### RECORDS SHOWN
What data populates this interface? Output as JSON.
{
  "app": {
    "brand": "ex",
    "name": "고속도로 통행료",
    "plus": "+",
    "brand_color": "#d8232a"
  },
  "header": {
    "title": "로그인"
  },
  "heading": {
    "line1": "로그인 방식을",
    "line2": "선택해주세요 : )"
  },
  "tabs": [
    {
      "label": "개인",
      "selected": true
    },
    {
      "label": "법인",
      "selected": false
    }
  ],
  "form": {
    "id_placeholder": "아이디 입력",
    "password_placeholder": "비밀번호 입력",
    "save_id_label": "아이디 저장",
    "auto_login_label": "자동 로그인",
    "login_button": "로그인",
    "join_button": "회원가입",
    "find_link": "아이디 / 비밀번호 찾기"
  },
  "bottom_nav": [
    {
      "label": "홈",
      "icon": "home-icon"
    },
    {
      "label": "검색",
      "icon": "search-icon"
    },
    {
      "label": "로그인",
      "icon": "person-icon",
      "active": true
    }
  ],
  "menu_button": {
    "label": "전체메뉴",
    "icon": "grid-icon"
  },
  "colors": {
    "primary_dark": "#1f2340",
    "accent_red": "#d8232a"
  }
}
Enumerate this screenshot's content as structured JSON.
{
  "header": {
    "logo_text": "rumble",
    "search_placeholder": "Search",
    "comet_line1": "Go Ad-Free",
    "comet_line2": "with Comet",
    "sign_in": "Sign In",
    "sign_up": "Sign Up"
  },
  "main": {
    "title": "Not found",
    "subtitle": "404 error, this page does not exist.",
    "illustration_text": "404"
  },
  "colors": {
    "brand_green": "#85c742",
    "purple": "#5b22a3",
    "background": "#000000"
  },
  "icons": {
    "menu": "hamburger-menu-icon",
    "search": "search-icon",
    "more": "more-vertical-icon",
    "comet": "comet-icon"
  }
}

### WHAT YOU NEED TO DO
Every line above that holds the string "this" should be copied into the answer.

### YOUR RESPONSE
What data populates this interface? Output as JSON.
Enumerate this screenshot's content as structured JSON.
    "subtitle": "404 error, this page does not exist.",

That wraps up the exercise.